How to complete this task. Your copy should match the records exactly, apart from the pictures, which stay out.

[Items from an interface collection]
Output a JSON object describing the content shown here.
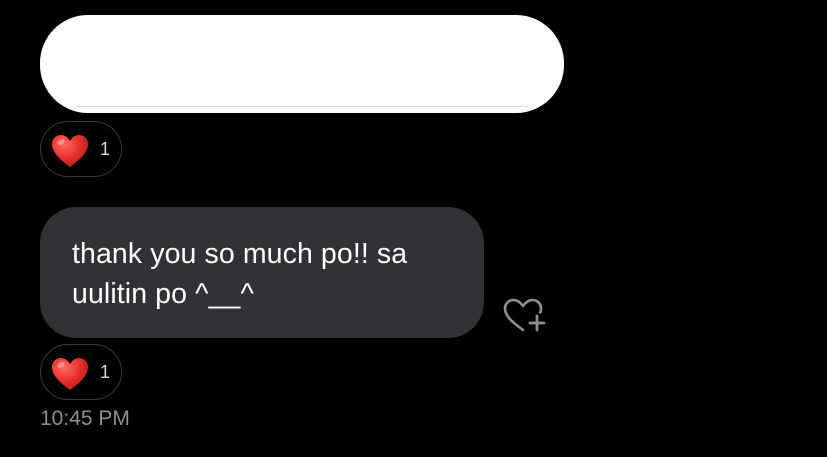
{
  "colors": {
    "background": "#000000",
    "received_bubble": "#323236",
    "blank_bubble": "#ffffff",
    "reaction_border": "#3a3a3c",
    "heart": "#e8302c",
    "timestamp": "#8e8e93"
  },
  "messages": [
    {
      "text": "",
      "reaction": {
        "icon": "red-heart-emoji",
        "count": "1"
      }
    },
    {
      "text": "thank you so much po!! sa uulitin po ^__^",
      "reaction": {
        "icon": "red-heart-emoji",
        "count": "1"
      },
      "action_icon": "heart-plus-icon"
    }
  ],
  "timestamp": "10:45 PM"
}
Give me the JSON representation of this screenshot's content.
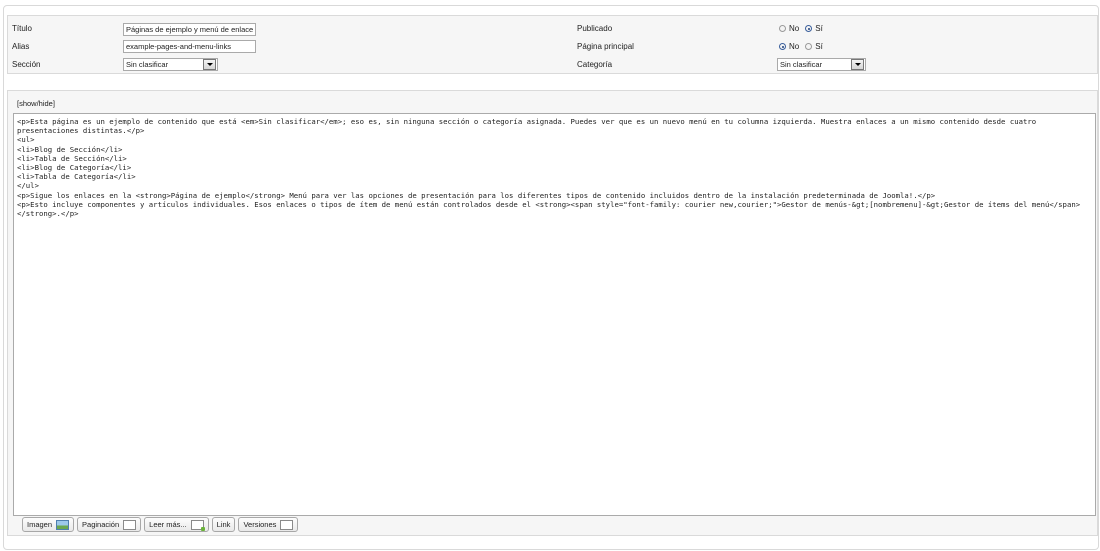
{
  "details": {
    "titulo_label": "Título",
    "titulo_value": "Páginas de ejemplo y menú de enlace",
    "alias_label": "Alias",
    "alias_value": "example-pages-and-menu-links",
    "seccion_label": "Sección",
    "seccion_value": "Sin clasificar",
    "publicado_label": "Publicado",
    "pagina_principal_label": "Página principal",
    "categoria_label": "Categoría",
    "categoria_value": "Sin clasificar",
    "no_label": "No",
    "si_label": "Sí",
    "publicado_selected": "Sí",
    "pagina_principal_selected": "No"
  },
  "editor": {
    "toggle_label": "[show/hide]",
    "content": "<p>Esta página es un ejemplo de contenido que está <em>Sin clasificar</em>; eso es, sin ninguna sección o categoría asignada. Puedes ver que es un nuevo menú en tu columna izquierda. Muestra enlaces a un mismo contenido desde cuatro presentaciones distintas.</p>\n<ul>\n<li>Blog de Sección</li>\n<li>Tabla de Sección</li>\n<li>Blog de Categoría</li>\n<li>Tabla de Categoría</li>\n</ul>\n<p>Sigue los enlaces en la <strong>Página de ejemplo</strong> Menú para ver las opciones de presentación para los diferentes tipos de contenido incluidos dentro de la instalación predeterminada de Joomla!.</p>\n<p>Esto incluye componentes y artículos individuales. Esos enlaces o tipos de ítem de menú están controlados desde el <strong><span style=\"font-family: courier new,courier;\">Gestor de menús-&gt;[nombremenu]-&gt;Gestor de ítems del menú</span></strong>.</p>"
  },
  "buttons": {
    "imagen": "Imagen",
    "paginacion": "Paginación",
    "leer_mas": "Leer más...",
    "link": "Link",
    "versiones": "Versiones"
  }
}
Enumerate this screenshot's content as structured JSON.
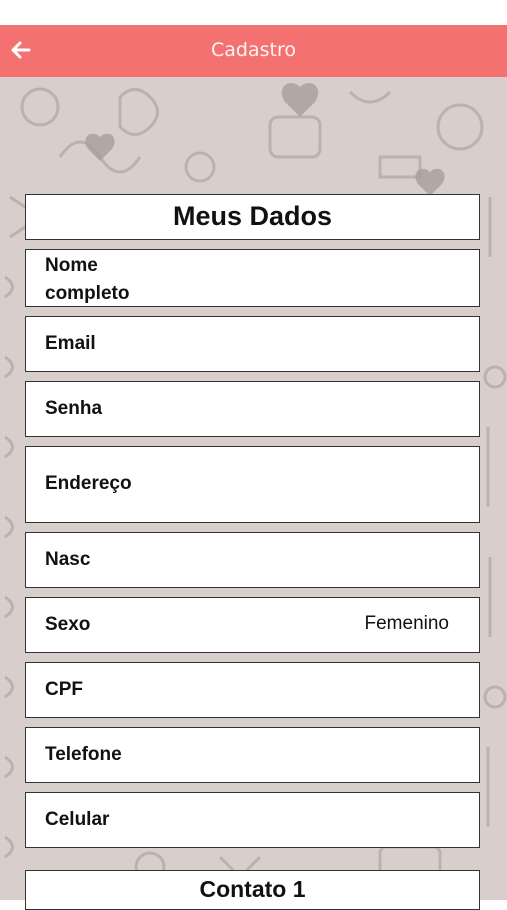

Exercise solution.
Output a JSON object describing the content shown here.
{
  "colors": {
    "background": "#000000",
    "received_bubble": "#323236",
    "blank_bubble": "#ffffff",
    "reaction_border": "#3a3a3c",
    "heart": "#e8302c",
    "timestamp": "#8e8e93"
  },
  "messages": [
    {
      "text": "",
      "reaction": {
        "icon": "red-heart-emoji",
        "count": "1"
      }
    },
    {
      "text": "thank you so much po!! sa uulitin po ^__^",
      "reaction": {
        "icon": "red-heart-emoji",
        "count": "1"
      },
      "action_icon": "heart-plus-icon"
    }
  ],
  "timestamp": "10:45 PM"
}
Give me the JSON representation of this screenshot's content.
{
  "details": {
    "titulo_label": "Título",
    "titulo_value": "Páginas de ejemplo y menú de enlace",
    "alias_label": "Alias",
    "alias_value": "example-pages-and-menu-links",
    "seccion_label": "Sección",
    "seccion_value": "Sin clasificar",
    "publicado_label": "Publicado",
    "pagina_principal_label": "Página principal",
    "categoria_label": "Categoría",
    "categoria_value": "Sin clasificar",
    "no_label": "No",
    "si_label": "Sí",
    "publicado_selected": "Sí",
    "pagina_principal_selected": "No"
  },
  "editor": {
    "toggle_label": "[show/hide]",
    "content": "<p>Esta página es un ejemplo de contenido que está <em>Sin clasificar</em>; eso es, sin ninguna sección o categoría asignada. Puedes ver que es un nuevo menú en tu columna izquierda. Muestra enlaces a un mismo contenido desde cuatro presentaciones distintas.</p>\n<ul>\n<li>Blog de Sección</li>\n<li>Tabla de Sección</li>\n<li>Blog de Categoría</li>\n<li>Tabla de Categoría</li>\n</ul>\n<p>Sigue los enlaces en la <strong>Página de ejemplo</strong> Menú para ver las opciones de presentación para los diferentes tipos de contenido incluidos dentro de la instalación predeterminada de Joomla!.</p>\n<p>Esto incluye componentes y artículos individuales. Esos enlaces o tipos de ítem de menú están controlados desde el <strong><span style=\"font-family: courier new,courier;\">Gestor de menús-&gt;[nombremenu]-&gt;Gestor de ítems del menú</span></strong>.</p>"
  },
  "buttons": {
    "imagen": "Imagen",
    "paginacion": "Paginación",
    "leer_mas": "Leer más...",
    "link": "Link",
    "versiones": "Versiones"
  }
}
Enumerate this screenshot's content as structured JSON.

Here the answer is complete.